Report each line of the entries that includes "What" by copying it.

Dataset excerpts

------------------------------------

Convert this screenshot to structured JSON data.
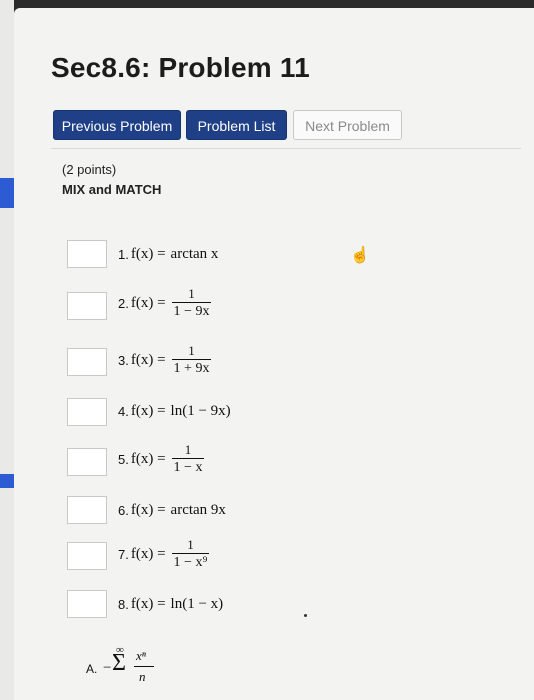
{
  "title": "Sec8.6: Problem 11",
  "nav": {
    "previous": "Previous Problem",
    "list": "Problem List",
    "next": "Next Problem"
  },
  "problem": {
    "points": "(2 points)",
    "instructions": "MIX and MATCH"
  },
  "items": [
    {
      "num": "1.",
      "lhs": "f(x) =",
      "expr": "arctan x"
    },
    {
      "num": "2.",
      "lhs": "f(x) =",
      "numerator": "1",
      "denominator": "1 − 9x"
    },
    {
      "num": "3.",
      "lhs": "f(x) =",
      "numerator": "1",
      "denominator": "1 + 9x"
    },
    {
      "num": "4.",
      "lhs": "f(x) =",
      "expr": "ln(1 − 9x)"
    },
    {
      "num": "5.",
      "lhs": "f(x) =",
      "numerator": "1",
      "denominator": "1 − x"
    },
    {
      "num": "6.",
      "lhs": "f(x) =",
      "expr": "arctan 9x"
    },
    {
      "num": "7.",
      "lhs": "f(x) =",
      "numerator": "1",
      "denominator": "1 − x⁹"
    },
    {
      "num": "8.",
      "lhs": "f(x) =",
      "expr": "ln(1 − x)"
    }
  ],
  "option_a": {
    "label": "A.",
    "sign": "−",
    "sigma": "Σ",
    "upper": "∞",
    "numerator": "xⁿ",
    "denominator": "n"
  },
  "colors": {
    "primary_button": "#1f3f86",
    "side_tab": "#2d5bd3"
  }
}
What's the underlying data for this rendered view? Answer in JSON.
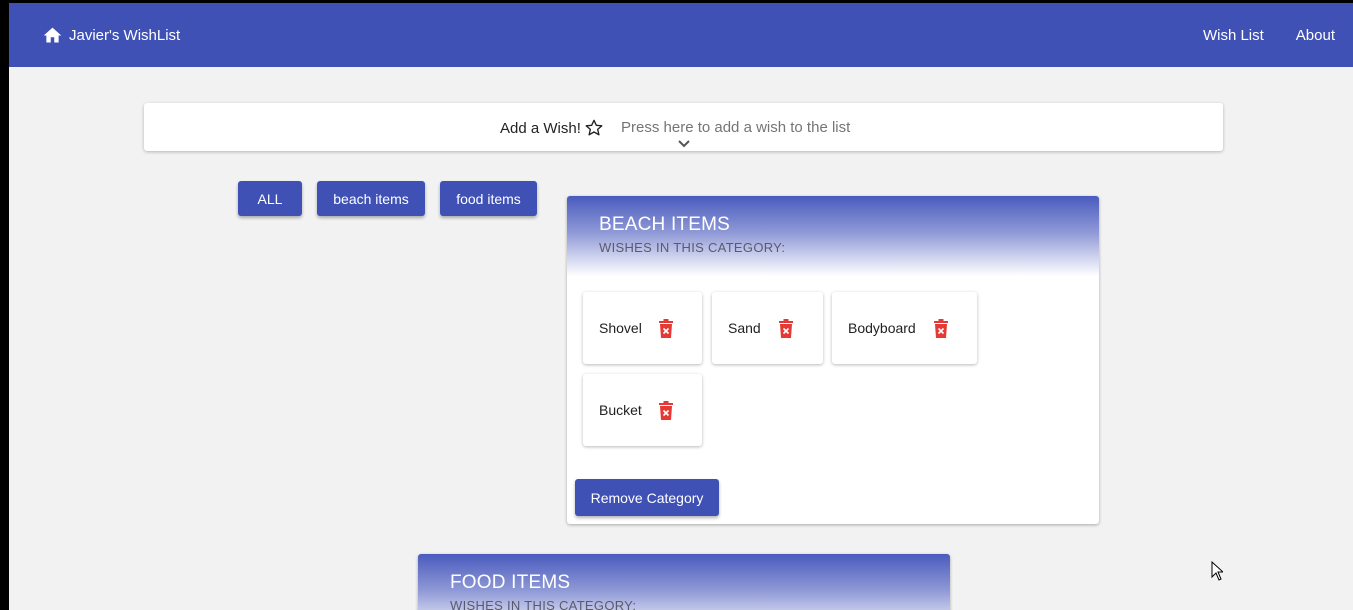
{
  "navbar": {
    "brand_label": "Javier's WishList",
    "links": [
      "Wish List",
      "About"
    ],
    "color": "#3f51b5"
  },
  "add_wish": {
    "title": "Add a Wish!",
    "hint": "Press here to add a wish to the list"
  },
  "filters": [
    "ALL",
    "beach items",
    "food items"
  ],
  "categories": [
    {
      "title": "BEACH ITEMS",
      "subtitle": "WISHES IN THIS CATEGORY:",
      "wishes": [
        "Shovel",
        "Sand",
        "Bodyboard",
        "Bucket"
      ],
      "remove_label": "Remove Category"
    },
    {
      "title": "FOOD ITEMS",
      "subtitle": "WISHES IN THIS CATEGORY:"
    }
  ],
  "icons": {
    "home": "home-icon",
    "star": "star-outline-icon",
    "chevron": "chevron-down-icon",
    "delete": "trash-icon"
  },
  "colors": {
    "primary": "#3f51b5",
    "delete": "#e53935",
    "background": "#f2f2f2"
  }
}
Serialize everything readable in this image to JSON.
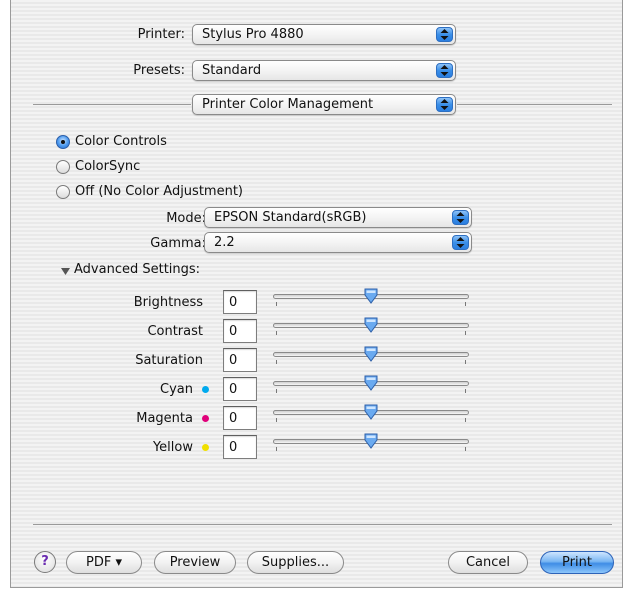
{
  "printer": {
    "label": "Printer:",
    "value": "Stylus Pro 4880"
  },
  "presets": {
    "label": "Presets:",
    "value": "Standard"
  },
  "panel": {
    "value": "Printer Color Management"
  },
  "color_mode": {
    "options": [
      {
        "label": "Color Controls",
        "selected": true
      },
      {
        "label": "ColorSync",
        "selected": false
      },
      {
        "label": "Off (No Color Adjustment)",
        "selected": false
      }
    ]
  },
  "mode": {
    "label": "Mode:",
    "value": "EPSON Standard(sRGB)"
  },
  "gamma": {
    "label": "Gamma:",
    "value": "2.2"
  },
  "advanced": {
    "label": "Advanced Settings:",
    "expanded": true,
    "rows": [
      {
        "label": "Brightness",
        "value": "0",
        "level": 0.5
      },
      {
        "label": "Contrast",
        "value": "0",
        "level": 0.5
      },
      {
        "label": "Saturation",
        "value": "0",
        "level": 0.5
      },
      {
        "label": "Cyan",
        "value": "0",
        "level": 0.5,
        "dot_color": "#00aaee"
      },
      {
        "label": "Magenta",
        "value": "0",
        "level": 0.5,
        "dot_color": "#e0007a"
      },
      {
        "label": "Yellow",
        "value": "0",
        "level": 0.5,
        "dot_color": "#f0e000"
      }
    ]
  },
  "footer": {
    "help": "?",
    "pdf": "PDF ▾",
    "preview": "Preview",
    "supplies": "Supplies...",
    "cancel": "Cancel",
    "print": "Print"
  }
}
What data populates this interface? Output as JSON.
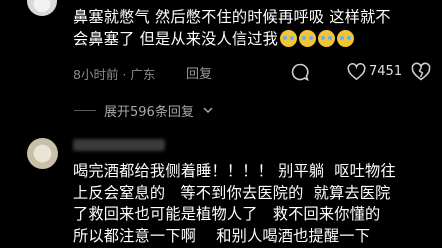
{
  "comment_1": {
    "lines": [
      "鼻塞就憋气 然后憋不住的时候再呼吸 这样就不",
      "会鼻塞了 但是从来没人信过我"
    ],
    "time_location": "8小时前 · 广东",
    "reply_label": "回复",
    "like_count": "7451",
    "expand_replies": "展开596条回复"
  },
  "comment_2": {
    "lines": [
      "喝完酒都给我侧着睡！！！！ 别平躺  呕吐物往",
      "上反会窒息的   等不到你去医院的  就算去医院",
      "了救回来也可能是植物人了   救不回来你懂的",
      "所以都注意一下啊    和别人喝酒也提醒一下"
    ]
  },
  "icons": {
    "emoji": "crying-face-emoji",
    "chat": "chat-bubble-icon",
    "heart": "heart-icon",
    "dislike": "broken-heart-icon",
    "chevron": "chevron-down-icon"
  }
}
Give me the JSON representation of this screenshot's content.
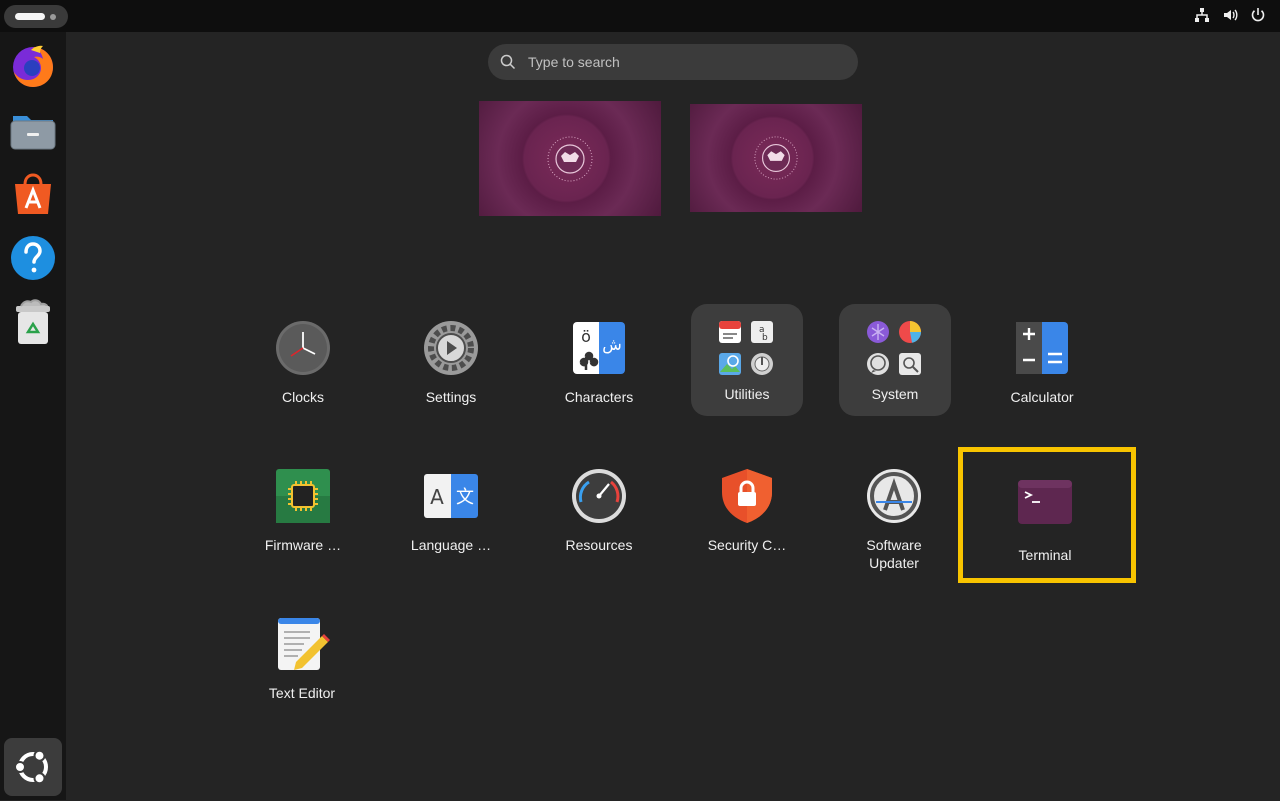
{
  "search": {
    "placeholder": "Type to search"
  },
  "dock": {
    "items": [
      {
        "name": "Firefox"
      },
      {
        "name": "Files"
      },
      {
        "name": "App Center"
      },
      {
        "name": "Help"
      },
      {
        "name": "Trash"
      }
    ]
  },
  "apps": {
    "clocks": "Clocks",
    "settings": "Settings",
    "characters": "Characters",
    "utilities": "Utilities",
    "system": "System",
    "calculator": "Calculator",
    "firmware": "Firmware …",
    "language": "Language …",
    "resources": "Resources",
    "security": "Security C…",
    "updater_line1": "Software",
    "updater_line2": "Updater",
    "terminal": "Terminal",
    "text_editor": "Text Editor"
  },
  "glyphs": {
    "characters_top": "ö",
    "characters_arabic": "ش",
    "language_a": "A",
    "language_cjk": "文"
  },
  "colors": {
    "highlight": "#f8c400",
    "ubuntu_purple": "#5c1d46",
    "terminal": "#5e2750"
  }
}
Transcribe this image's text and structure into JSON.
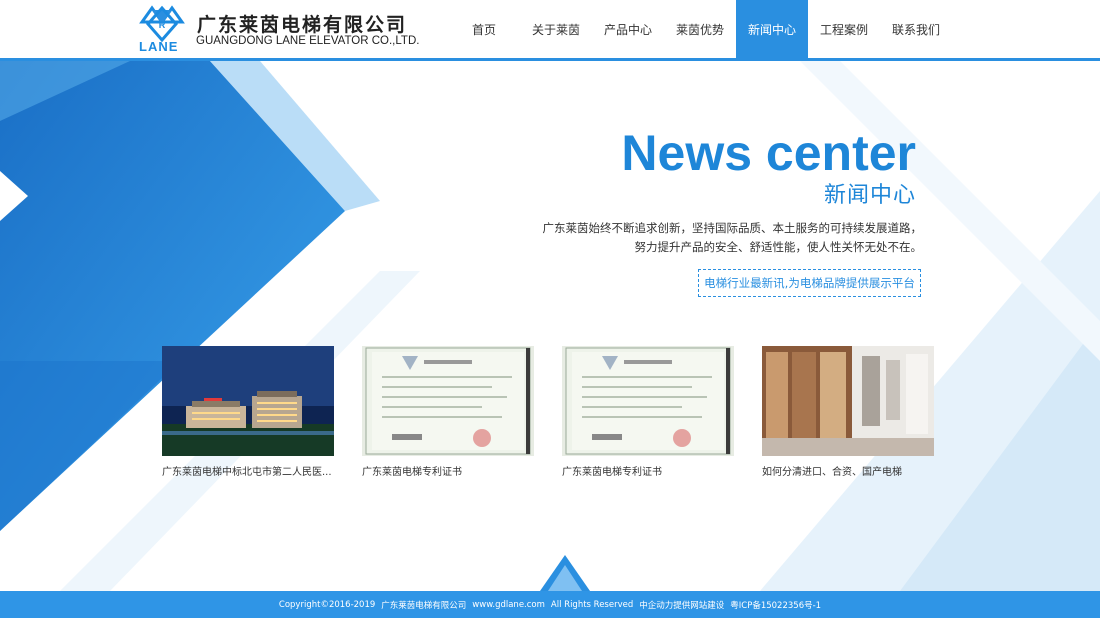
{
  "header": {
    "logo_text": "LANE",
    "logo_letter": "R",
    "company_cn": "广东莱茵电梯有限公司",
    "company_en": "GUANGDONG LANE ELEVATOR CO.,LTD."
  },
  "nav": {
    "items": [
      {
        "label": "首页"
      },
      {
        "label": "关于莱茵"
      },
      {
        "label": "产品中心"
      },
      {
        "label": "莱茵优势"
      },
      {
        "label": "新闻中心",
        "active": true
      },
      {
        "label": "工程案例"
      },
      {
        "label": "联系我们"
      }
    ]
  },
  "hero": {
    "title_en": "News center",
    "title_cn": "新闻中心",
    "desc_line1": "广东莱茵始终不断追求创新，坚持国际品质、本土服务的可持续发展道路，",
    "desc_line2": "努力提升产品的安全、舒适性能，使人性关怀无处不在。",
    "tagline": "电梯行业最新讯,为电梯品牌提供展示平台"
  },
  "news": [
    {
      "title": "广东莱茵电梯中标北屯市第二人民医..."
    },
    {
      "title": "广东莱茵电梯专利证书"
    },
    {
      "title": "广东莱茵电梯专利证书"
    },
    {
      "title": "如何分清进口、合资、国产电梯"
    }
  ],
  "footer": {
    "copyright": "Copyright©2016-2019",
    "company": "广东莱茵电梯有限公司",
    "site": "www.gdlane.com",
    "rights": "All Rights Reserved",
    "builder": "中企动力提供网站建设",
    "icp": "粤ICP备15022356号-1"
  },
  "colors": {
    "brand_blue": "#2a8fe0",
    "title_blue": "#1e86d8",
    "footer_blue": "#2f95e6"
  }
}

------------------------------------

■ **ANSWER FOR THE TASK**
What's the underlying data for this rendered view? Answer in JSON.
What data populates this interface? Output as JSON.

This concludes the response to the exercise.